▶ **Task statement**
Nothing in the listing below should change; retype it as is.

▶ **Data**
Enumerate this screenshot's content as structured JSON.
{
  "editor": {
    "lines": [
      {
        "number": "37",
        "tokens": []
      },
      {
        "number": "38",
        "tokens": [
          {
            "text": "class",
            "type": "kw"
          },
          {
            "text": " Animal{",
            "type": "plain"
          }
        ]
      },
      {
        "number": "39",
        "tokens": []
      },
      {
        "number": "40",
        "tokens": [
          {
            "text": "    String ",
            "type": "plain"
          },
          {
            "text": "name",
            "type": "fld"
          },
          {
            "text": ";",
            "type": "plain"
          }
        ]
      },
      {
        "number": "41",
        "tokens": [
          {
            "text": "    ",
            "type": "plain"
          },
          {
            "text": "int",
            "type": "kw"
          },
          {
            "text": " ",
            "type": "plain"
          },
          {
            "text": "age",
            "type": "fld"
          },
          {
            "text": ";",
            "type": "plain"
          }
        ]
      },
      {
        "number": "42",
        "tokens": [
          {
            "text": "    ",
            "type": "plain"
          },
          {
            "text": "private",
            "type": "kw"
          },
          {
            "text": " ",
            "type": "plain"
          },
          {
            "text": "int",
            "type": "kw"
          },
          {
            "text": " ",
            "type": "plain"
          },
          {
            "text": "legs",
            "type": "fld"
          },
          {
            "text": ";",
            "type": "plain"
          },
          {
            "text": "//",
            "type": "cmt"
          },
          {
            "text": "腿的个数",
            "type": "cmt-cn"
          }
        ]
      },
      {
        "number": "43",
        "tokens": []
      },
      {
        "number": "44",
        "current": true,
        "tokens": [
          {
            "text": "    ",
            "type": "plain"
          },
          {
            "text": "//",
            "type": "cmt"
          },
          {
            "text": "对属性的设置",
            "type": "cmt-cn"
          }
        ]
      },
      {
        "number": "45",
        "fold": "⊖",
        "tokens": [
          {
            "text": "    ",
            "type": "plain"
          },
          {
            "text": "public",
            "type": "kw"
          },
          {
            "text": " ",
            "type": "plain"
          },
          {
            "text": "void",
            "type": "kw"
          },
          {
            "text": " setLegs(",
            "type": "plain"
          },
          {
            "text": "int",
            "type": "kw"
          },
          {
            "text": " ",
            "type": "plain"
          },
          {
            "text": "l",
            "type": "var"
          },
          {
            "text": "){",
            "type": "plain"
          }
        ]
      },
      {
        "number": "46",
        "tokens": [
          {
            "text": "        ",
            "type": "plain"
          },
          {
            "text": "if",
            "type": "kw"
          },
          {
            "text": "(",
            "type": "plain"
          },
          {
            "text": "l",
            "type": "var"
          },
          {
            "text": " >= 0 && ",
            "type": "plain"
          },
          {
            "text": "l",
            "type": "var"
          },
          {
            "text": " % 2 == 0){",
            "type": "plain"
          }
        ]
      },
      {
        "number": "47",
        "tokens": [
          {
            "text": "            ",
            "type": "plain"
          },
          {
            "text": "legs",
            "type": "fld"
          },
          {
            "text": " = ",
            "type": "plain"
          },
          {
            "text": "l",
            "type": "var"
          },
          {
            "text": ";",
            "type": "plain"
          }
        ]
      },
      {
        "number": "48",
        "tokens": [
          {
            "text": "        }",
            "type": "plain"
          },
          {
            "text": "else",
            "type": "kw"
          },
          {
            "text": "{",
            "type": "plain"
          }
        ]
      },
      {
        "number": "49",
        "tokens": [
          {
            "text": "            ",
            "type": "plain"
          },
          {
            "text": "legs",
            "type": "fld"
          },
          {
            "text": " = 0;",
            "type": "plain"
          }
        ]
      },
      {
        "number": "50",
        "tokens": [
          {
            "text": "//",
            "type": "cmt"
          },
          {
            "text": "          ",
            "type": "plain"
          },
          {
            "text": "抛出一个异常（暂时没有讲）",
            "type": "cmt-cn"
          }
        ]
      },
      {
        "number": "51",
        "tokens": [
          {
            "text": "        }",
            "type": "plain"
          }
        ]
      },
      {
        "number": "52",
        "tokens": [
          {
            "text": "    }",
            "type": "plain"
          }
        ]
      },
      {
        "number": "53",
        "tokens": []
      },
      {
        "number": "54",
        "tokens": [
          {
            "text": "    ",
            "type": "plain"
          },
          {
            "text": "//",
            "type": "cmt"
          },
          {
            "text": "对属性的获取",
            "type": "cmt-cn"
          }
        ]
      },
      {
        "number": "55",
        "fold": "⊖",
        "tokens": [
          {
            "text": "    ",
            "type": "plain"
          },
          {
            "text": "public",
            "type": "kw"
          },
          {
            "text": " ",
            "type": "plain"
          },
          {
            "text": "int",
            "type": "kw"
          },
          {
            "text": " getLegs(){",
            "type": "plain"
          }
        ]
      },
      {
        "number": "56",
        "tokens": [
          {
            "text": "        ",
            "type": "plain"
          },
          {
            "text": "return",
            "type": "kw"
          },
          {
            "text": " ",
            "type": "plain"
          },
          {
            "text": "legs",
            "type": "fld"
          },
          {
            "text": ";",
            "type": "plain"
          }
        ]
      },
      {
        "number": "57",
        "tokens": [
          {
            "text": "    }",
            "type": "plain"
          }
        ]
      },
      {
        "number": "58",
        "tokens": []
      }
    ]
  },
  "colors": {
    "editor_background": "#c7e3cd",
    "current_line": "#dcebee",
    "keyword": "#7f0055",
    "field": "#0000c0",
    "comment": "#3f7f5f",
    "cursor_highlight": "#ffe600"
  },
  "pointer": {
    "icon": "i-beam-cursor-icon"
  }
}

▶ **Solution to this problem**
Enumerate this screenshot's content as structured JSON.
{
  "editor": {
    "lines": [
      {
        "number": "37",
        "tokens": []
      },
      {
        "number": "38",
        "tokens": [
          {
            "text": "class",
            "type": "kw"
          },
          {
            "text": " Animal{",
            "type": "plain"
          }
        ]
      },
      {
        "number": "39",
        "tokens": []
      },
      {
        "number": "40",
        "tokens": [
          {
            "text": "    String ",
            "type": "plain"
          },
          {
            "text": "name",
            "type": "fld"
          },
          {
            "text": ";",
            "type": "plain"
          }
        ]
      },
      {
        "number": "41",
        "tokens": [
          {
            "text": "    ",
            "type": "plain"
          },
          {
            "text": "int",
            "type": "kw"
          },
          {
            "text": " ",
            "type": "plain"
          },
          {
            "text": "age",
            "type": "fld"
          },
          {
            "text": ";",
            "type": "plain"
          }
        ]
      },
      {
        "number": "42",
        "tokens": [
          {
            "text": "    ",
            "type": "plain"
          },
          {
            "text": "private",
            "type": "kw"
          },
          {
            "text": " ",
            "type": "plain"
          },
          {
            "text": "int",
            "type": "kw"
          },
          {
            "text": " ",
            "type": "plain"
          },
          {
            "text": "legs",
            "type": "fld"
          },
          {
            "text": ";",
            "type": "plain"
          },
          {
            "text": "//",
            "type": "cmt"
          },
          {
            "text": "腿的个数",
            "type": "cmt-cn"
          }
        ]
      },
      {
        "number": "43",
        "tokens": []
      },
      {
        "number": "44",
        "current": true,
        "tokens": [
          {
            "text": "    ",
            "type": "plain"
          },
          {
            "text": "//",
            "type": "cmt"
          },
          {
            "text": "对属性的设置",
            "type": "cmt-cn"
          }
        ]
      },
      {
        "number": "45",
        "fold": "⊖",
        "tokens": [
          {
            "text": "    ",
            "type": "plain"
          },
          {
            "text": "public",
            "type": "kw"
          },
          {
            "text": " ",
            "type": "plain"
          },
          {
            "text": "void",
            "type": "kw"
          },
          {
            "text": " setLegs(",
            "type": "plain"
          },
          {
            "text": "int",
            "type": "kw"
          },
          {
            "text": " ",
            "type": "plain"
          },
          {
            "text": "l",
            "type": "var"
          },
          {
            "text": "){",
            "type": "plain"
          }
        ]
      },
      {
        "number": "46",
        "tokens": [
          {
            "text": "        ",
            "type": "plain"
          },
          {
            "text": "if",
            "type": "kw"
          },
          {
            "text": "(",
            "type": "plain"
          },
          {
            "text": "l",
            "type": "var"
          },
          {
            "text": " >= 0 && ",
            "type": "plain"
          },
          {
            "text": "l",
            "type": "var"
          },
          {
            "text": " % 2 == 0){",
            "type": "plain"
          }
        ]
      },
      {
        "number": "47",
        "tokens": [
          {
            "text": "            ",
            "type": "plain"
          },
          {
            "text": "legs",
            "type": "fld"
          },
          {
            "text": " = ",
            "type": "plain"
          },
          {
            "text": "l",
            "type": "var"
          },
          {
            "text": ";",
            "type": "plain"
          }
        ]
      },
      {
        "number": "48",
        "tokens": [
          {
            "text": "        }",
            "type": "plain"
          },
          {
            "text": "else",
            "type": "kw"
          },
          {
            "text": "{",
            "type": "plain"
          }
        ]
      },
      {
        "number": "49",
        "tokens": [
          {
            "text": "            ",
            "type": "plain"
          },
          {
            "text": "legs",
            "type": "fld"
          },
          {
            "text": " = 0;",
            "type": "plain"
          }
        ]
      },
      {
        "number": "50",
        "tokens": [
          {
            "text": "//",
            "type": "cmt"
          },
          {
            "text": "          ",
            "type": "plain"
          },
          {
            "text": "抛出一个异常（暂时没有讲）",
            "type": "cmt-cn"
          }
        ]
      },
      {
        "number": "51",
        "tokens": [
          {
            "text": "        }",
            "type": "plain"
          }
        ]
      },
      {
        "number": "52",
        "tokens": [
          {
            "text": "    }",
            "type": "plain"
          }
        ]
      },
      {
        "number": "53",
        "tokens": []
      },
      {
        "number": "54",
        "tokens": [
          {
            "text": "    ",
            "type": "plain"
          },
          {
            "text": "//",
            "type": "cmt"
          },
          {
            "text": "对属性的获取",
            "type": "cmt-cn"
          }
        ]
      },
      {
        "number": "55",
        "fold": "⊖",
        "tokens": [
          {
            "text": "    ",
            "type": "plain"
          },
          {
            "text": "public",
            "type": "kw"
          },
          {
            "text": " ",
            "type": "plain"
          },
          {
            "text": "int",
            "type": "kw"
          },
          {
            "text": " getLegs(){",
            "type": "plain"
          }
        ]
      },
      {
        "number": "56",
        "tokens": [
          {
            "text": "        ",
            "type": "plain"
          },
          {
            "text": "return",
            "type": "kw"
          },
          {
            "text": " ",
            "type": "plain"
          },
          {
            "text": "legs",
            "type": "fld"
          },
          {
            "text": ";",
            "type": "plain"
          }
        ]
      },
      {
        "number": "57",
        "tokens": [
          {
            "text": "    }",
            "type": "plain"
          }
        ]
      },
      {
        "number": "58",
        "tokens": []
      }
    ]
  },
  "colors": {
    "editor_background": "#c7e3cd",
    "current_line": "#dcebee",
    "keyword": "#7f0055",
    "field": "#0000c0",
    "comment": "#3f7f5f",
    "cursor_highlight": "#ffe600"
  },
  "pointer": {
    "icon": "i-beam-cursor-icon"
  }
}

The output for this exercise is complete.